Kmart is about to close its last store in Michigan, the state where the discount retailer was founded more than a century ago. After years of bloodletting, Kmart has perhaps a dozen stores left in the continental U.S., compared to more than 1,300 a decade ago. At some point, the retailer — owned by Transformco, which holds some of the last remnants of the former Sears empire — is going to run out of stores to shutter. If and when it does, the world will lose yet another storied retail name.
Macy's is joining the marketplace party
Amazon has led the way when it comes to third-party marketplaces. The set-up has allowed the retail giant to expand its selection while leaving the risks of owning and selling inventory to its sellers. And it's a cash cow, as all the while Amazon charges them for advertising, fulfillment and other services, and collects data on their customer relationships.
The model isn't just for Amazon anymore. Walmart has been steadily growing its marketplace for years now, as has Target, although the latter has taken a more curated approach. Canadian department store Hudson's Bay Co., before splitting its e-commerce and brick-and-mortar operations into separate companies, announced a marketplace with more than 500 sellers. And, although it hasn't established a marketplace per se, Nordstrom earlier this year noted that it will be leveraging drop-shipping in order to similarly push more costs and uncertainties unto suppliers.
The approach is not without risk, however. Marketplaces have become notorious for their sales of fake and possibly unsafe goods, a problem serious enough to capture the attention of Congress.

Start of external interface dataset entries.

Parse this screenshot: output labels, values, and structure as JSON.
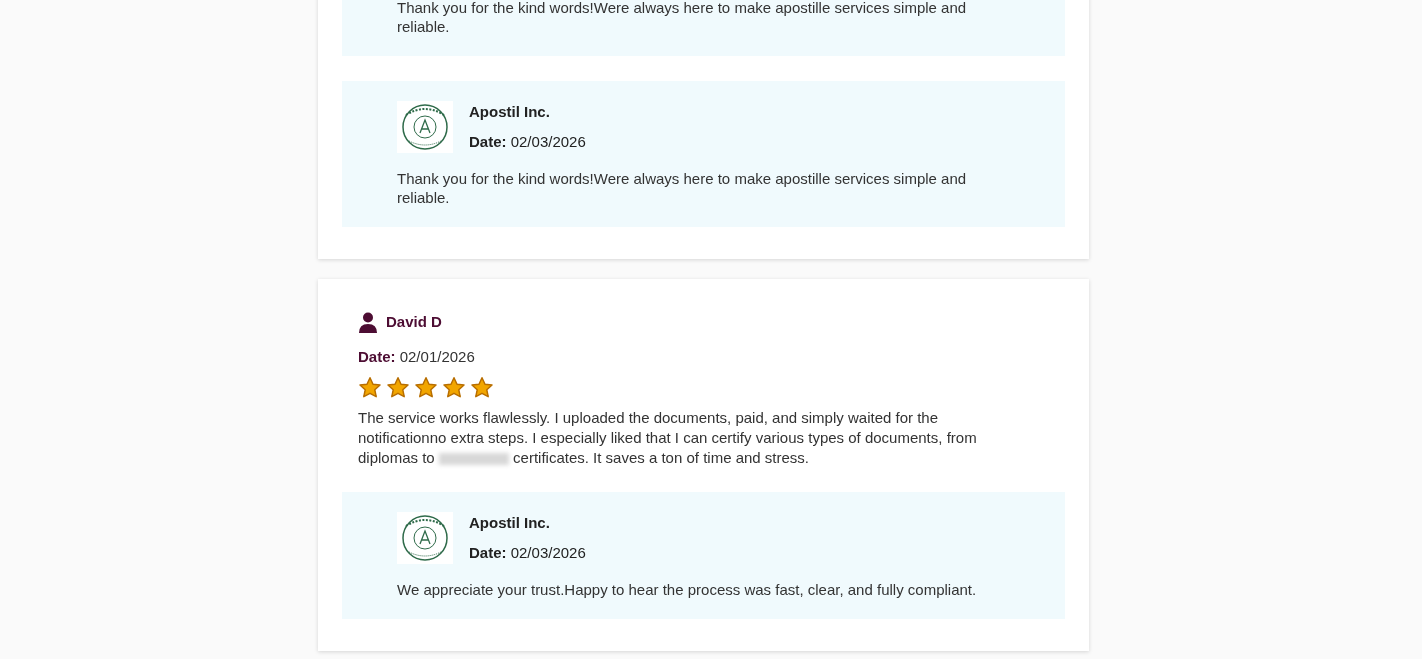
{
  "reviews": [
    {
      "replies": [
        {
          "text": "Thank you for the kind words!Were always here to make apostille services simple and reliable."
        },
        {
          "author": "Apostil Inc.",
          "date_label": "Date:",
          "date": "02/03/2026",
          "text": "Thank you for the kind words!Were always here to make apostille services simple and reliable."
        }
      ]
    },
    {
      "author": "David D",
      "date_label": "Date:",
      "date": "02/01/2026",
      "stars": 5,
      "text": [
        "The service works flawlessly. I uploaded the documents, paid, and simply waited for the notificationno extra steps. I especially liked that I can certify various types of documents, from diplomas to",
        "certificates. It saves a ton of time and stress."
      ],
      "replies": [
        {
          "author": "Apostil Inc.",
          "date_label": "Date:",
          "date": "02/03/2026",
          "text": "We appreciate your trust.Happy to hear the process was fast, clear, and fully compliant."
        }
      ]
    }
  ]
}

And while it may be nice to foist many of the costs of doing business onto third-party sellers, poor customer experiences hurt the retailer's brand, not the seller's. Macy's, in particular, could face not just those downsides, but — with a marketplace rounding out its e-commerce — also greater difficulty fending off activist pressure to spin off its digital operations, analysts say.